* _Source information_
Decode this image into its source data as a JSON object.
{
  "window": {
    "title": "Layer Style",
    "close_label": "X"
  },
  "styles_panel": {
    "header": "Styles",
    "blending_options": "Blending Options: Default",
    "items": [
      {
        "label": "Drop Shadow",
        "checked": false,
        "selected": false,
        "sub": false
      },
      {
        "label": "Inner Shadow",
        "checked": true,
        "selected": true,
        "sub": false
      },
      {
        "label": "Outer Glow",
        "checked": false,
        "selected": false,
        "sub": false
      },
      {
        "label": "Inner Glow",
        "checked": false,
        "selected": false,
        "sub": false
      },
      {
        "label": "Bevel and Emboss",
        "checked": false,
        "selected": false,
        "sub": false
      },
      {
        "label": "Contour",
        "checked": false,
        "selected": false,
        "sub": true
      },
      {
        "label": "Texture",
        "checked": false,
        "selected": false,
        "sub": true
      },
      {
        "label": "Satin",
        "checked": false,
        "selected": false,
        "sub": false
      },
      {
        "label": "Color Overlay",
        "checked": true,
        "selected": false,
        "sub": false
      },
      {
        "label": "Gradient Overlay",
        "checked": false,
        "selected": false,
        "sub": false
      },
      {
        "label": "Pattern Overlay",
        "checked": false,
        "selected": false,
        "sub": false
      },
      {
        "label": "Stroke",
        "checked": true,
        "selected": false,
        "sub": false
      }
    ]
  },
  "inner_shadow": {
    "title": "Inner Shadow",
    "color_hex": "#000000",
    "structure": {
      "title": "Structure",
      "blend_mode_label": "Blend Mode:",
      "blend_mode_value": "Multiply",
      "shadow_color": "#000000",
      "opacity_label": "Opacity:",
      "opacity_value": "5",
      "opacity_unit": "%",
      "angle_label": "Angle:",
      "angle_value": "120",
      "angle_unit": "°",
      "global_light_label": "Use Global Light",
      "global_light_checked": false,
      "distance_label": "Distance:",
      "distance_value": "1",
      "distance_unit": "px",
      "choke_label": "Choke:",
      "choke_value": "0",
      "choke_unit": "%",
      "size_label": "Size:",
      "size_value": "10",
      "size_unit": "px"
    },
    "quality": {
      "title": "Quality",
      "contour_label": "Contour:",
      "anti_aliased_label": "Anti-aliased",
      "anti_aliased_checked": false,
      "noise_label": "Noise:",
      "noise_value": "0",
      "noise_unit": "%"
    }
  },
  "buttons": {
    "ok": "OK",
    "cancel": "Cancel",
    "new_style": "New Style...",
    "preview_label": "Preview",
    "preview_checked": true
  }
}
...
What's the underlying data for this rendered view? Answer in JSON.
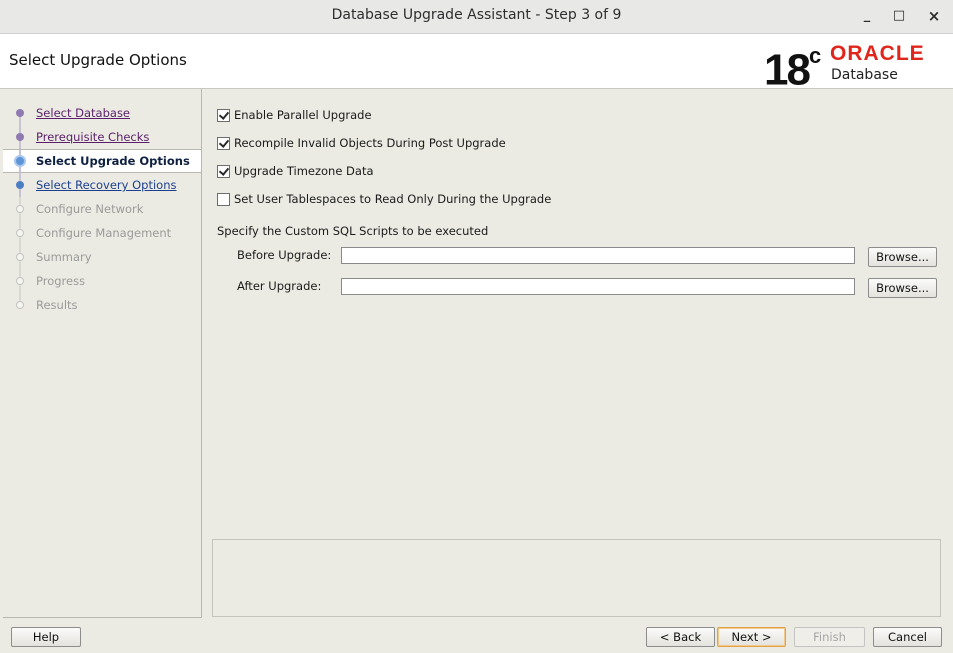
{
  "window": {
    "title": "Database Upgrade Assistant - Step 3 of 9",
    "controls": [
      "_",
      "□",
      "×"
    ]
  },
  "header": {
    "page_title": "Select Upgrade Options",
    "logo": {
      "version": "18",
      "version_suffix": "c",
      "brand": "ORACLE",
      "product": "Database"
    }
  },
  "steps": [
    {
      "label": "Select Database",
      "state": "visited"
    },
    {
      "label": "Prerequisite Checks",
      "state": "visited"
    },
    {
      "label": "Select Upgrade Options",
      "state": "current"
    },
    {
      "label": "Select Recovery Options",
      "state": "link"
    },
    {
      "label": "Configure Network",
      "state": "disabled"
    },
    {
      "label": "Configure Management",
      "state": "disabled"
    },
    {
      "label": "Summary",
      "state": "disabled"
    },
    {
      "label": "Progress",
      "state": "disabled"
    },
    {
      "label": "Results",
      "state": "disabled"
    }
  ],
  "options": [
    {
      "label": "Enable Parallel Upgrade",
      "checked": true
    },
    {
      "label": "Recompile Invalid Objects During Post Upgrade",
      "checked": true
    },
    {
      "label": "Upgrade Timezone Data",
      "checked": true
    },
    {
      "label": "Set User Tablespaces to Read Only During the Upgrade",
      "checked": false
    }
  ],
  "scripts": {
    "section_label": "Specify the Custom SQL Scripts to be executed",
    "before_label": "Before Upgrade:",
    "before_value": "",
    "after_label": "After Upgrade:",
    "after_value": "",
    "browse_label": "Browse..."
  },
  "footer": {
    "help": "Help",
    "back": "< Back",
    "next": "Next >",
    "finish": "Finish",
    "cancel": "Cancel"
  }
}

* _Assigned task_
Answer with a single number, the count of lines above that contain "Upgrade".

* _Solved problem_
9